(Information shown)
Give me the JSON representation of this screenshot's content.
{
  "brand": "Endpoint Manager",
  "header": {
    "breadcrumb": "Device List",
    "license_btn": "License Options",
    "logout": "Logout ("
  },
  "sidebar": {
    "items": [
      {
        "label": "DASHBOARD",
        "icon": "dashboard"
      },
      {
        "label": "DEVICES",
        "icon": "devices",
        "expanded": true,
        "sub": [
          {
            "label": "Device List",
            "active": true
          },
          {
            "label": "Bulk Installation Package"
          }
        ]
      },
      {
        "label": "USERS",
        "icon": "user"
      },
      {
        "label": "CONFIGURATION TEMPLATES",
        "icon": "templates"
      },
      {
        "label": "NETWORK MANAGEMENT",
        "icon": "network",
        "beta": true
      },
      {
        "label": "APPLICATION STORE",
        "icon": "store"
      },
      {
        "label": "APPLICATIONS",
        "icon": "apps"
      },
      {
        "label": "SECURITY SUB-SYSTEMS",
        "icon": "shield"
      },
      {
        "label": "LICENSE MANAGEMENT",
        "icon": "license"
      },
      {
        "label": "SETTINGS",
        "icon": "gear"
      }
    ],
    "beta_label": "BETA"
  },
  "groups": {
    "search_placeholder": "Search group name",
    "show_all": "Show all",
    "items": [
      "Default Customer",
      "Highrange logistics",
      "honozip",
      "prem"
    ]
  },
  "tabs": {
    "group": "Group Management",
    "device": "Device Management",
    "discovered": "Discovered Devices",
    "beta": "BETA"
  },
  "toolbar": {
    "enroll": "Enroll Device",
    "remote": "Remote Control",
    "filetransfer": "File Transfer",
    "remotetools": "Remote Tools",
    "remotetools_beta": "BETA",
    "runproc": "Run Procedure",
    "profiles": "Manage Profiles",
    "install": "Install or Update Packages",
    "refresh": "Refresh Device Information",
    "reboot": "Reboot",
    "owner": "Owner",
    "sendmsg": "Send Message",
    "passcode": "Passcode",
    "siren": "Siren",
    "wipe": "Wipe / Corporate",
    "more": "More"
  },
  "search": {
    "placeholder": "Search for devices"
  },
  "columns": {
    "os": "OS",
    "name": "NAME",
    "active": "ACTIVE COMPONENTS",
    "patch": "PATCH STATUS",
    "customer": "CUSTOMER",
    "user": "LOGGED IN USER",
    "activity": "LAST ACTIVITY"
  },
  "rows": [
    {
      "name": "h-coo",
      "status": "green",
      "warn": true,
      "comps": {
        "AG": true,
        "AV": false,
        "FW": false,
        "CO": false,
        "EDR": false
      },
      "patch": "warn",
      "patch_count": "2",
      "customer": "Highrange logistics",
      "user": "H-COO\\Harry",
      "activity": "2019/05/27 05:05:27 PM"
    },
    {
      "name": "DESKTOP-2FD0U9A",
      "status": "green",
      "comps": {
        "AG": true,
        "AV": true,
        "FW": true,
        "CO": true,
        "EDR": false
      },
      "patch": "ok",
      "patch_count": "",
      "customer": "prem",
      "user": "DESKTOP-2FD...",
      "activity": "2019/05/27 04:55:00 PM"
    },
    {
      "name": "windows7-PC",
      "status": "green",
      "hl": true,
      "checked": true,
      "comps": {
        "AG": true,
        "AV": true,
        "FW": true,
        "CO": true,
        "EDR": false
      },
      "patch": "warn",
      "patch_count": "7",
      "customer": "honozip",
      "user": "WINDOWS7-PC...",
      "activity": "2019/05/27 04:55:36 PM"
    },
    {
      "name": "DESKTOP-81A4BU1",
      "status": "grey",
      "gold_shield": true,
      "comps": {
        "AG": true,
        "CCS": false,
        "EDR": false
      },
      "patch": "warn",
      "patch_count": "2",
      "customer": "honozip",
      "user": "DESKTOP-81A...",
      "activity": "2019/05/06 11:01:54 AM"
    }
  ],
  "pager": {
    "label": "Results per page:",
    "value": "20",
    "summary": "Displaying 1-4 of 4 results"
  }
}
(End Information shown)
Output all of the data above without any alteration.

Finished exercise:
Give me the JSON representation of this screenshot's content.
{
  "brand": "Endpoint Manager",
  "header": {
    "breadcrumb": "Device List",
    "license_btn": "License Options",
    "logout": "Logout ("
  },
  "sidebar": {
    "items": [
      {
        "label": "DASHBOARD",
        "icon": "dashboard"
      },
      {
        "label": "DEVICES",
        "icon": "devices",
        "expanded": true,
        "sub": [
          {
            "label": "Device List",
            "active": true
          },
          {
            "label": "Bulk Installation Package"
          }
        ]
      },
      {
        "label": "USERS",
        "icon": "user"
      },
      {
        "label": "CONFIGURATION TEMPLATES",
        "icon": "templates"
      },
      {
        "label": "NETWORK MANAGEMENT",
        "icon": "network",
        "beta": true
      },
      {
        "label": "APPLICATION STORE",
        "icon": "store"
      },
      {
        "label": "APPLICATIONS",
        "icon": "apps"
      },
      {
        "label": "SECURITY SUB-SYSTEMS",
        "icon": "shield"
      },
      {
        "label": "LICENSE MANAGEMENT",
        "icon": "license"
      },
      {
        "label": "SETTINGS",
        "icon": "gear"
      }
    ],
    "beta_label": "BETA"
  },
  "groups": {
    "search_placeholder": "Search group name",
    "show_all": "Show all",
    "items": [
      "Default Customer",
      "Highrange logistics",
      "honozip",
      "prem"
    ]
  },
  "tabs": {
    "group": "Group Management",
    "device": "Device Management",
    "discovered": "Discovered Devices",
    "beta": "BETA"
  },
  "toolbar": {
    "enroll": "Enroll Device",
    "remote": "Remote Control",
    "filetransfer": "File Transfer",
    "remotetools": "Remote Tools",
    "remotetools_beta": "BETA",
    "runproc": "Run Procedure",
    "profiles": "Manage Profiles",
    "install": "Install or Update Packages",
    "refresh": "Refresh Device Information",
    "reboot": "Reboot",
    "owner": "Owner",
    "sendmsg": "Send Message",
    "passcode": "Passcode",
    "siren": "Siren",
    "wipe": "Wipe / Corporate",
    "more": "More"
  },
  "search": {
    "placeholder": "Search for devices"
  },
  "columns": {
    "os": "OS",
    "name": "NAME",
    "active": "ACTIVE COMPONENTS",
    "patch": "PATCH STATUS",
    "customer": "CUSTOMER",
    "user": "LOGGED IN USER",
    "activity": "LAST ACTIVITY"
  },
  "rows": [
    {
      "name": "h-coo",
      "status": "green",
      "warn": true,
      "comps": {
        "AG": true,
        "AV": false,
        "FW": false,
        "CO": false,
        "EDR": false
      },
      "patch": "warn",
      "patch_count": "2",
      "customer": "Highrange logistics",
      "user": "H-COO\\Harry",
      "activity": "2019/05/27 05:05:27 PM"
    },
    {
      "name": "DESKTOP-2FD0U9A",
      "status": "green",
      "comps": {
        "AG": true,
        "AV": true,
        "FW": true,
        "CO": true,
        "EDR": false
      },
      "patch": "ok",
      "patch_count": "",
      "customer": "prem",
      "user": "DESKTOP-2FD...",
      "activity": "2019/05/27 04:55:00 PM"
    },
    {
      "name": "windows7-PC",
      "status": "green",
      "hl": true,
      "checked": true,
      "comps": {
        "AG": true,
        "AV": true,
        "FW": true,
        "CO": true,
        "EDR": false
      },
      "patch": "warn",
      "patch_count": "7",
      "customer": "honozip",
      "user": "WINDOWS7-PC...",
      "activity": "2019/05/27 04:55:36 PM"
    },
    {
      "name": "DESKTOP-81A4BU1",
      "status": "grey",
      "gold_shield": true,
      "comps": {
        "AG": true,
        "CCS": false,
        "EDR": false
      },
      "patch": "warn",
      "patch_count": "2",
      "customer": "honozip",
      "user": "DESKTOP-81A...",
      "activity": "2019/05/06 11:01:54 AM"
    }
  ],
  "pager": {
    "label": "Results per page:",
    "value": "20",
    "summary": "Displaying 1-4 of 4 results"
  }
}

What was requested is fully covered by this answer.